━━━━━ STORED DATA

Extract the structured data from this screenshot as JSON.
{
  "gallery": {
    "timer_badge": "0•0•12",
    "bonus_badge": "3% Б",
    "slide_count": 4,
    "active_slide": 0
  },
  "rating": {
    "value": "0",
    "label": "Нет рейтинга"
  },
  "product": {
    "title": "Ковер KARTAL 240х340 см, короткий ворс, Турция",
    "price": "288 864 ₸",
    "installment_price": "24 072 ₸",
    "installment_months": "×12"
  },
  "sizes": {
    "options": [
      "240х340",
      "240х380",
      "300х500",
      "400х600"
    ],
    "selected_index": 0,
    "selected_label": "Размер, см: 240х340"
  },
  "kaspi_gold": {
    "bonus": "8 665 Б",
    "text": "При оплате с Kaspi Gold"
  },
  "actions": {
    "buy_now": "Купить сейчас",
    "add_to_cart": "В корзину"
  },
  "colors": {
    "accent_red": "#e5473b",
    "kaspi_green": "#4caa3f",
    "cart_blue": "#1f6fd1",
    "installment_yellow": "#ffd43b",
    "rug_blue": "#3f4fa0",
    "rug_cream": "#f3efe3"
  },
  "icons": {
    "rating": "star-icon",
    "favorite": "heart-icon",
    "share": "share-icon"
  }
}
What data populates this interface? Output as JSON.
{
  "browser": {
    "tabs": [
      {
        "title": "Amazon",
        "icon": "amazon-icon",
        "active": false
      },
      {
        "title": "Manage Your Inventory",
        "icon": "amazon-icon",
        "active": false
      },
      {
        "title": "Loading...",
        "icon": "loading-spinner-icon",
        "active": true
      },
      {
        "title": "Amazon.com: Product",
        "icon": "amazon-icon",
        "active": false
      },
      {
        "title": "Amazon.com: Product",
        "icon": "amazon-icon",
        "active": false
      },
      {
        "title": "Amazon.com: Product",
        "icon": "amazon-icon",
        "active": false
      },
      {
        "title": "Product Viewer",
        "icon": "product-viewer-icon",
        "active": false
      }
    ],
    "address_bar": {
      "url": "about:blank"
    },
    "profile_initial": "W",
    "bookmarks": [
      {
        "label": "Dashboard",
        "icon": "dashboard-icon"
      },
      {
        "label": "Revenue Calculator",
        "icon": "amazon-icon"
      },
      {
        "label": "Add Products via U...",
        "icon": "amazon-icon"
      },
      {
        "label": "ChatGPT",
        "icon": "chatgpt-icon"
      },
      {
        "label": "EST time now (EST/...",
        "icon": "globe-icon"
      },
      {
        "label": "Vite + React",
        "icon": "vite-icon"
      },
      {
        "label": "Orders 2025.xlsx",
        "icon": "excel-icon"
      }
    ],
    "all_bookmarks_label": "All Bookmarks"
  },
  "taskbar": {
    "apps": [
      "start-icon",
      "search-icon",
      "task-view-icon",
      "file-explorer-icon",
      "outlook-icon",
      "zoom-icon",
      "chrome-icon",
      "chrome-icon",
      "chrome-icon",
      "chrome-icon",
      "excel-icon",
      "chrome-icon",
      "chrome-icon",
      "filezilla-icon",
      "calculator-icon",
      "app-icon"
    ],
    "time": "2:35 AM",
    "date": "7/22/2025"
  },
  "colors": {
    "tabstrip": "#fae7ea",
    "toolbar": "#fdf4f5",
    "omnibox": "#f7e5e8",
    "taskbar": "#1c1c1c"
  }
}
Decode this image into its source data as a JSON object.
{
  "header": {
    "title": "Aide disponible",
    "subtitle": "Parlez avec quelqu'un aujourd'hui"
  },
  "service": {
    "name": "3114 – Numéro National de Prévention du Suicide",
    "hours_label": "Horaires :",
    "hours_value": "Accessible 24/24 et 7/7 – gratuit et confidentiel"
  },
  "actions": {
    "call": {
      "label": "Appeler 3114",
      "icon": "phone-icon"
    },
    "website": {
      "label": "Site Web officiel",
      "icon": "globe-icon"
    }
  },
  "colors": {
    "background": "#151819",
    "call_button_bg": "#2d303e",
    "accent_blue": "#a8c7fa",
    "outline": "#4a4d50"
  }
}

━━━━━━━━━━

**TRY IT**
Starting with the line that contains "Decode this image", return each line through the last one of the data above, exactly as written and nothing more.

**SOLUTION TO THIS TASK**
Decode this image into its source data as a JSON object.
{
  "header": {
    "title": "Aide disponible",
    "subtitle": "Parlez avec quelqu'un aujourd'hui"
  },
  "service": {
    "name": "3114 – Numéro National de Prévention du Suicide",
    "hours_label": "Horaires :",
    "hours_value": "Accessible 24/24 et 7/7 – gratuit et confidentiel"
  },
  "actions": {
    "call": {
      "label": "Appeler 3114",
      "icon": "phone-icon"
    },
    "website": {
      "label": "Site Web officiel",
      "icon": "globe-icon"
    }
  },
  "colors": {
    "background": "#151819",
    "call_button_bg": "#2d303e",
    "accent_blue": "#a8c7fa",
    "outline": "#4a4d50"
  }
}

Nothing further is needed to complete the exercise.